The Economic History Review

Shipping and economic development in nineteenth‐century Ireland1

Volume 59 Issue 4
Home > The Economic History Review > Shipping and economic development in nineteenth‐century Ireland1
Pages: 717-742Authors: PETER M. SOLAR
Published online: March 8, 2006DOI: 10.1111/j.1468-0289.2006.00345.x

Log in to access the full article.

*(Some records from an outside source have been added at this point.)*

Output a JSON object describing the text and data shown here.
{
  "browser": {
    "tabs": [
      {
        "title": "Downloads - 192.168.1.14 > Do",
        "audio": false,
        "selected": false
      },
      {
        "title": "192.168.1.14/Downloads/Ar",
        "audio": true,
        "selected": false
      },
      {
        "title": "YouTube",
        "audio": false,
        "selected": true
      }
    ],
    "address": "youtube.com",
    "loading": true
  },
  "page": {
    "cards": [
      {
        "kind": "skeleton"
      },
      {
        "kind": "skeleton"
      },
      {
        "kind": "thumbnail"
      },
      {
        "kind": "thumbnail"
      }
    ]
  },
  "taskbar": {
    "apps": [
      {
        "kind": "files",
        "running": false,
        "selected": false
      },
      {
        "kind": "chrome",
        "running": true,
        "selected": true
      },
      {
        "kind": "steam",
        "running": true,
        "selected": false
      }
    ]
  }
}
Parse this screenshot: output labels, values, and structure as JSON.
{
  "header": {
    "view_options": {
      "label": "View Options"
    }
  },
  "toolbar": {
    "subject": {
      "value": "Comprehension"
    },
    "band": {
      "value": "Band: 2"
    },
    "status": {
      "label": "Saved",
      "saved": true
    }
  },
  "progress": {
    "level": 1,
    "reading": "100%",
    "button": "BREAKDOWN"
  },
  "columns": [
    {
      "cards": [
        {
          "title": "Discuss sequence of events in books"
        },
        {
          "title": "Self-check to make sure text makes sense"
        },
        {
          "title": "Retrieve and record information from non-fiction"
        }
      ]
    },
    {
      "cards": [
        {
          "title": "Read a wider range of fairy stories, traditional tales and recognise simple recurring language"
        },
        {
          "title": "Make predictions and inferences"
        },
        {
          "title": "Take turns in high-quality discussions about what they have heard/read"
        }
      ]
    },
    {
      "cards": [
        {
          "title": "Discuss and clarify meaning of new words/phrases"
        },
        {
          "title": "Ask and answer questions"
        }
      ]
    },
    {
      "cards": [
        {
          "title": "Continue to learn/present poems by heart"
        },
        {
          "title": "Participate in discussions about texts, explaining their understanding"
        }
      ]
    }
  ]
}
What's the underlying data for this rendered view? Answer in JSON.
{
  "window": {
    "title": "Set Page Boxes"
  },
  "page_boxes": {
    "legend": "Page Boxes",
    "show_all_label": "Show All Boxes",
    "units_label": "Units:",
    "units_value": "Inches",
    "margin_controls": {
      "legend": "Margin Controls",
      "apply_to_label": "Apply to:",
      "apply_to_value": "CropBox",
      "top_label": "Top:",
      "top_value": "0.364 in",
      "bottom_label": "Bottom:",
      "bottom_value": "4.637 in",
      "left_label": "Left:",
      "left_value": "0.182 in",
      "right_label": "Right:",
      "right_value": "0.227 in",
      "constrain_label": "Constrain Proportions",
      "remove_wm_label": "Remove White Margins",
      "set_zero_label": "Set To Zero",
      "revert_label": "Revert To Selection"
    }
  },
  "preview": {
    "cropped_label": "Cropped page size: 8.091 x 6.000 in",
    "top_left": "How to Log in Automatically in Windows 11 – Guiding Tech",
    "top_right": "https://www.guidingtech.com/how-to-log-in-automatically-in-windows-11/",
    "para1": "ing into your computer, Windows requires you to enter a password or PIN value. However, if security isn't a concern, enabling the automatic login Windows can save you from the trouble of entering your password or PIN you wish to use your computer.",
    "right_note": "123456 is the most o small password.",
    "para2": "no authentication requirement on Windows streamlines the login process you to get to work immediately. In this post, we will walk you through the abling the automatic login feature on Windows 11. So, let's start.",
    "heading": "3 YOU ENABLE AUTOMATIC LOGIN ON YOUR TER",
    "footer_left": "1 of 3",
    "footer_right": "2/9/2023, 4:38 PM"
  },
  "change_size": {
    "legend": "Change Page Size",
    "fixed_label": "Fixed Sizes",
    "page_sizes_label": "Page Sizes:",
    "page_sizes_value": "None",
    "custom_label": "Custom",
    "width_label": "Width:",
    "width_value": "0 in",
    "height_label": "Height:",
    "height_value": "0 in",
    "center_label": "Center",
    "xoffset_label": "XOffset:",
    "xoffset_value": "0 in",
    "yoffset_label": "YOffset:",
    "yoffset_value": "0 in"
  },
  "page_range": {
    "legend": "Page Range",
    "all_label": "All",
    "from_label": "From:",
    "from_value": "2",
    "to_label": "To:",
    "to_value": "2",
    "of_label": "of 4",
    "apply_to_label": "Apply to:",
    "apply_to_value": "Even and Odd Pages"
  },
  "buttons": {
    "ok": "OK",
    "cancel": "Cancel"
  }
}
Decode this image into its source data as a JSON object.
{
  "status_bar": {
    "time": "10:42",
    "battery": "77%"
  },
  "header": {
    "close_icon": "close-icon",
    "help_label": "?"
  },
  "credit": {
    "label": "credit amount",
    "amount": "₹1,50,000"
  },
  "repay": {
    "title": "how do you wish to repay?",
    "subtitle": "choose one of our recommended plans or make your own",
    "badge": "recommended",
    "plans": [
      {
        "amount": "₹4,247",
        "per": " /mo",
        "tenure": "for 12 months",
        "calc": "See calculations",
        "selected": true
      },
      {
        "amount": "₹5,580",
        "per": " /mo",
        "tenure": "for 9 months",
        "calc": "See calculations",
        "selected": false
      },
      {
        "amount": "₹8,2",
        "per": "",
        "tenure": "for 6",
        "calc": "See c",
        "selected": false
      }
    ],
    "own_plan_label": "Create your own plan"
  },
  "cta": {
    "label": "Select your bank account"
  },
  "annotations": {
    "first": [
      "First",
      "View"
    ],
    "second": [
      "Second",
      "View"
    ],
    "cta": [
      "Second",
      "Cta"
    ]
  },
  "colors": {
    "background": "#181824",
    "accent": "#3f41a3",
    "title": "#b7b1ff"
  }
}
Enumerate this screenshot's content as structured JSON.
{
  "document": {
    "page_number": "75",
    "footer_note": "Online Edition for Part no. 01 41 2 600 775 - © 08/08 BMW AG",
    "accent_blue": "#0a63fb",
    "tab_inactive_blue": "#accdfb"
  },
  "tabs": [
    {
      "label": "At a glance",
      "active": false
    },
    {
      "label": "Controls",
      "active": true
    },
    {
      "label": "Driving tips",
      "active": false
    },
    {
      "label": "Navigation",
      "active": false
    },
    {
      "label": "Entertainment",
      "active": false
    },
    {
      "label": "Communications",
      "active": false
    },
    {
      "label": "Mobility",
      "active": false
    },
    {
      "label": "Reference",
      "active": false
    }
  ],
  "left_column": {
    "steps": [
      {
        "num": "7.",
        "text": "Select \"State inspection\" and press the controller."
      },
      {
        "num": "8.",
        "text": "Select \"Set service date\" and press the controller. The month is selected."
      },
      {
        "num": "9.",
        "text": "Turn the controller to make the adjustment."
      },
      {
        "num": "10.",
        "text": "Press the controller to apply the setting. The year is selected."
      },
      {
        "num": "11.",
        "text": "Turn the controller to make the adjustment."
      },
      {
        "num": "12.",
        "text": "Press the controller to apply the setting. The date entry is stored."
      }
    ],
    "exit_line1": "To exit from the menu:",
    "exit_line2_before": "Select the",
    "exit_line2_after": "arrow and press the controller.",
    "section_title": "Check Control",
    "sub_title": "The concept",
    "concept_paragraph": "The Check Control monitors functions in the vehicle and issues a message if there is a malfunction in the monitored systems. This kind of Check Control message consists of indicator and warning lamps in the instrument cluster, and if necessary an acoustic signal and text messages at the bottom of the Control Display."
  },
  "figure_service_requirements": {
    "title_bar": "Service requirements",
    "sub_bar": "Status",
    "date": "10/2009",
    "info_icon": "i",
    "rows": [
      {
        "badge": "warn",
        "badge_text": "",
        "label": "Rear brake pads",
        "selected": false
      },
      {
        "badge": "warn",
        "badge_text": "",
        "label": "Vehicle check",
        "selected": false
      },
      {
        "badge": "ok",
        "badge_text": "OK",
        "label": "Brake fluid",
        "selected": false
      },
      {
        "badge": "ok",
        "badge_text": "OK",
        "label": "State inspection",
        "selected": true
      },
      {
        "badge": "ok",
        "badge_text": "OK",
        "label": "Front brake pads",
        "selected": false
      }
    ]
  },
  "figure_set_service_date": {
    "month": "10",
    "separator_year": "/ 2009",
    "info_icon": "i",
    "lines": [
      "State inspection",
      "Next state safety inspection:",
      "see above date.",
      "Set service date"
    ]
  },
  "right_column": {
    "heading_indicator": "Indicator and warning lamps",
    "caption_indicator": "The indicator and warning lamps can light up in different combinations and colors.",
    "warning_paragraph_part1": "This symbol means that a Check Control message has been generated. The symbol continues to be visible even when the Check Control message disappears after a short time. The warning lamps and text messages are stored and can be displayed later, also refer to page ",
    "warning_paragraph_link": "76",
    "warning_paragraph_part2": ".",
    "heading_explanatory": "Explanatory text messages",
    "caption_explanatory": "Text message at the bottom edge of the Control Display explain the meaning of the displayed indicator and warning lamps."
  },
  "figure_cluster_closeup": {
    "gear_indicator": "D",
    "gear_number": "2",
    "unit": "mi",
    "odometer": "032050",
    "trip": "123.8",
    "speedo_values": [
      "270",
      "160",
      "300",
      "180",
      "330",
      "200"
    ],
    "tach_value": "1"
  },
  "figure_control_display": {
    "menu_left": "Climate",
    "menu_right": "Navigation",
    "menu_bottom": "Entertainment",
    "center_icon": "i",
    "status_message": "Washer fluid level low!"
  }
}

The tonnage of shipping entering and leaving Ireland grew rapidly from the late eighteenth century until the mid-1870s, after which there was a distinct slowdown. The mid-nineteenth century was notable for a five-fold increase in shipping per capita, an indicator of the Irish economy’s increasing commercialization. The slowdown after 1870 would have been even greater without the industrial dynamism of Belfast, Ireland’s leading port from the 1880s. The early and rapid introduction of steamships from the 1820s made possible large-scale exports of live animals and fresh eggs, products that would account for 60 per cent of agricultural exports and a quarter of total exports by 1910.